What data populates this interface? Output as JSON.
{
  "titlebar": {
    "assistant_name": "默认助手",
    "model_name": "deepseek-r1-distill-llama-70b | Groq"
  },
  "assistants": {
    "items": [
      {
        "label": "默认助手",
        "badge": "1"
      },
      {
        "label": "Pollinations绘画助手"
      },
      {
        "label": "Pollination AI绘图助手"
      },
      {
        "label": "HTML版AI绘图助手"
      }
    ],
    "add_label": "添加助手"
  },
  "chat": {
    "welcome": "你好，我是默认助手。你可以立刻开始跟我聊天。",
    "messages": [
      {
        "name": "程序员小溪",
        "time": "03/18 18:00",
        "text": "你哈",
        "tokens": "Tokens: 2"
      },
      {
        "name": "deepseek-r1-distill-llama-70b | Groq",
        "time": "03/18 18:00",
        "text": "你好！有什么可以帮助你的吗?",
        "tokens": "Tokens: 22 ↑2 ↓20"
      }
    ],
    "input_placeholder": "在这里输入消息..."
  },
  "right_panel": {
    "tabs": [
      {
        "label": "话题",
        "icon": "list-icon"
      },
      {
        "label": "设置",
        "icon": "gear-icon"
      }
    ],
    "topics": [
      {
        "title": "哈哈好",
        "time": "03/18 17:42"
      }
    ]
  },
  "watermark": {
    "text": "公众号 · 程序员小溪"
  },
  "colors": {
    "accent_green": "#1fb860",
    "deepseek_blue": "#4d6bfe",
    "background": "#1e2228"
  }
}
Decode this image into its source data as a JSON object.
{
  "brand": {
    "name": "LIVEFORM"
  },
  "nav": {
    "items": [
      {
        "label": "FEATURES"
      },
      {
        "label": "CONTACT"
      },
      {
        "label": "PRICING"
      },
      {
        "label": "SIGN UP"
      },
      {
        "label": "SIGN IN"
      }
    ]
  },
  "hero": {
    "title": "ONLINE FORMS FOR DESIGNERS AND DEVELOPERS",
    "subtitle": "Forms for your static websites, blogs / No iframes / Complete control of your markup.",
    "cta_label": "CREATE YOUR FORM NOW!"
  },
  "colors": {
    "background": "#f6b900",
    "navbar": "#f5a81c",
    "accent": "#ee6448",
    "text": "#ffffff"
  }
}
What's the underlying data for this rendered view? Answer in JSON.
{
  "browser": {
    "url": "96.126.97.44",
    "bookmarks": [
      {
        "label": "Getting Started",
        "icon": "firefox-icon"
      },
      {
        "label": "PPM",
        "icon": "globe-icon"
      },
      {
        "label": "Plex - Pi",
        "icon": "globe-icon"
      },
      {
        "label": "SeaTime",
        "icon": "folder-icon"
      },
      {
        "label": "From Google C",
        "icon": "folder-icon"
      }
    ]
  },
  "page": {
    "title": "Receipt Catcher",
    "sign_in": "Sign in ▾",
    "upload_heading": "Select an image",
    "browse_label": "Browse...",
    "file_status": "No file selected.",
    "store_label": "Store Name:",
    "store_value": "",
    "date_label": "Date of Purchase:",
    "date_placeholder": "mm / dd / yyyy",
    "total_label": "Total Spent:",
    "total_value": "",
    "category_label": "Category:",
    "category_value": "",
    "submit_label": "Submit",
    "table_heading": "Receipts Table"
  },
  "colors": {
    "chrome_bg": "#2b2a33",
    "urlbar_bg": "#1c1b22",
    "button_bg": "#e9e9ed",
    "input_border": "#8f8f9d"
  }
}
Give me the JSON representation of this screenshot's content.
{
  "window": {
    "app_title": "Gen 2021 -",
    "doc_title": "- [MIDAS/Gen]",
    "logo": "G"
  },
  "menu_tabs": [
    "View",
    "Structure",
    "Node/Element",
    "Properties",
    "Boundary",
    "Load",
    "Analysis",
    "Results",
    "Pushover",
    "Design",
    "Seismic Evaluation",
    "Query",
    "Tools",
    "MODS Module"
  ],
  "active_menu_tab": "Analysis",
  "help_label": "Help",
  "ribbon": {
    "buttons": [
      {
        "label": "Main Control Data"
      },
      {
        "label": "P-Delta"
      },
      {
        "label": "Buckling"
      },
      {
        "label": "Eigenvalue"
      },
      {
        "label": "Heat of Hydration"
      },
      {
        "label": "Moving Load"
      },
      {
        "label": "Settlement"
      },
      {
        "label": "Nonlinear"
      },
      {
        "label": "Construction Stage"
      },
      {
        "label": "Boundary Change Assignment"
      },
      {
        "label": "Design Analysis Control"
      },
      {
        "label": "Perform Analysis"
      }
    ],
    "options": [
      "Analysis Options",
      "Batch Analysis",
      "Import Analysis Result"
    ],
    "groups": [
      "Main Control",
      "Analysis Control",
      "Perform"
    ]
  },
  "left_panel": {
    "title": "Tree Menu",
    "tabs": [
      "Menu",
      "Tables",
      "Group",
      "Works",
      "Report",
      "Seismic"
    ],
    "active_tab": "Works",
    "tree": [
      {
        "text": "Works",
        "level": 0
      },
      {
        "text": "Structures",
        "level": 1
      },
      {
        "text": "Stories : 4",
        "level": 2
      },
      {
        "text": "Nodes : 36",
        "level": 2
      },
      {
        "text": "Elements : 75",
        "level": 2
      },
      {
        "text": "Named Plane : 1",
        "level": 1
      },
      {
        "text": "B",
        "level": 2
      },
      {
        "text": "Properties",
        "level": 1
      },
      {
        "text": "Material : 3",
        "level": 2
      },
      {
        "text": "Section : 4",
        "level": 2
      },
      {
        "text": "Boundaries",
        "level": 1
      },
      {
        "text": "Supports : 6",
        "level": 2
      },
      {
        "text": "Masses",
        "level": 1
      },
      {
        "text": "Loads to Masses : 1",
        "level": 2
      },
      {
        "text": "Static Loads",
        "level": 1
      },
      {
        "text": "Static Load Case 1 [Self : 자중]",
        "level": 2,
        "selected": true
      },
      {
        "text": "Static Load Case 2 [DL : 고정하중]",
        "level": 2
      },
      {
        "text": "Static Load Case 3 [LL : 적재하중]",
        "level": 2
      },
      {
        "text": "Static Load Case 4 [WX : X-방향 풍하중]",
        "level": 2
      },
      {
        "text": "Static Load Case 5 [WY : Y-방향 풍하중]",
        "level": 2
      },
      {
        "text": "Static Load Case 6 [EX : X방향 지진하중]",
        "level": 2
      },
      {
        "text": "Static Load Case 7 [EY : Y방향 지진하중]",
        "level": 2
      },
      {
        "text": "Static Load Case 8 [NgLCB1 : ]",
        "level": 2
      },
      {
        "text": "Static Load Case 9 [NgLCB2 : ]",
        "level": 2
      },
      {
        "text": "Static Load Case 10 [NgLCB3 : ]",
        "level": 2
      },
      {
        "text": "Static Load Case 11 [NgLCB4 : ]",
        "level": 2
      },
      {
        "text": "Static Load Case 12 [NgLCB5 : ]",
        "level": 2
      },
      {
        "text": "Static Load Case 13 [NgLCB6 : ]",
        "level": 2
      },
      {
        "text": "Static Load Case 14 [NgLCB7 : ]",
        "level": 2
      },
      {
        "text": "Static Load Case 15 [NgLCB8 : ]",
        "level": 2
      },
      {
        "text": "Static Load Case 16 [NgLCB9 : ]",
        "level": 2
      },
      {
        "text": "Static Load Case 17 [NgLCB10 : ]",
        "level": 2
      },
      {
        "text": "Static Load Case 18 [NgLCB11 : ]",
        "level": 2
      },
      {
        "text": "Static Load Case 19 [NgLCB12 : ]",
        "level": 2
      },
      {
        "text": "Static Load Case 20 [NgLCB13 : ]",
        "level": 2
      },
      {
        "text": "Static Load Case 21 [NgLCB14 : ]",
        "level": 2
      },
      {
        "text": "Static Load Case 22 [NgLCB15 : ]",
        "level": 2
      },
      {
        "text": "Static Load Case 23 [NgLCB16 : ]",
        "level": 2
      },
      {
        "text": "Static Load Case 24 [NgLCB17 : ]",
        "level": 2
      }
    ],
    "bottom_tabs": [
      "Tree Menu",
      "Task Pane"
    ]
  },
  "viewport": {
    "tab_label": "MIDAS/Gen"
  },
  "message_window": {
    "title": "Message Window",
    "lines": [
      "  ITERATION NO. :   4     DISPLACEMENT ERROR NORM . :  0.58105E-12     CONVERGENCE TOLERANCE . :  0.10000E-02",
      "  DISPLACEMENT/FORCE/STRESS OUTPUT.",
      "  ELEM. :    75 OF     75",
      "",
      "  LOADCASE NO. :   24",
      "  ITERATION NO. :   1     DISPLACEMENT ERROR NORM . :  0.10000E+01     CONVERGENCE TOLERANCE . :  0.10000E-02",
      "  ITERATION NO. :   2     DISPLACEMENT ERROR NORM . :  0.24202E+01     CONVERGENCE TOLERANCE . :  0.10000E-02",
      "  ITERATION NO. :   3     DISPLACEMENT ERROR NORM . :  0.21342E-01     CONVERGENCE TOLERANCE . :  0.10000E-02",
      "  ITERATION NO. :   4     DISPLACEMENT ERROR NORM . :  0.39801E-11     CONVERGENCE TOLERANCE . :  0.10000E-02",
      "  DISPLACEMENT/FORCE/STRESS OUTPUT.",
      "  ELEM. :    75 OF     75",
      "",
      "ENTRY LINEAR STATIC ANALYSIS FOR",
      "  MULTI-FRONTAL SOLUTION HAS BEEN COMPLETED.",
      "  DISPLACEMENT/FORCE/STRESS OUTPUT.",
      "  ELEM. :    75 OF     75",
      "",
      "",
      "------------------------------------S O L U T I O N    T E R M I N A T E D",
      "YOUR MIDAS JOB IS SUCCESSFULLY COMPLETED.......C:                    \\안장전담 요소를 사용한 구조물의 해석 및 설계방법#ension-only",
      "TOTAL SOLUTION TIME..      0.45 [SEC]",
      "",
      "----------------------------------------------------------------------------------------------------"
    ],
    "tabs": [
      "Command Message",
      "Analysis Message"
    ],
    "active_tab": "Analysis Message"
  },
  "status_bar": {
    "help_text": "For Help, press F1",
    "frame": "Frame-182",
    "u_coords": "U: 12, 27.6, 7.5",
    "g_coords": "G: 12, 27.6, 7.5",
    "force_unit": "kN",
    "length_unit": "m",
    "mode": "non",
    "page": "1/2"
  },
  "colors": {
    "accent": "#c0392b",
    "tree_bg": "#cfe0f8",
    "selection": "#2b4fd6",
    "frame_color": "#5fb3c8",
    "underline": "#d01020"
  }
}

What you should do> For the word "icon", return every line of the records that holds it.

Solution for this task>
        "icon": "list-icon"
        "icon": "gear-icon"
        "icon": "firefox-icon"
        "icon": "globe-icon"
        "icon": "globe-icon"
        "icon": "folder-icon"
        "icon": "folder-icon"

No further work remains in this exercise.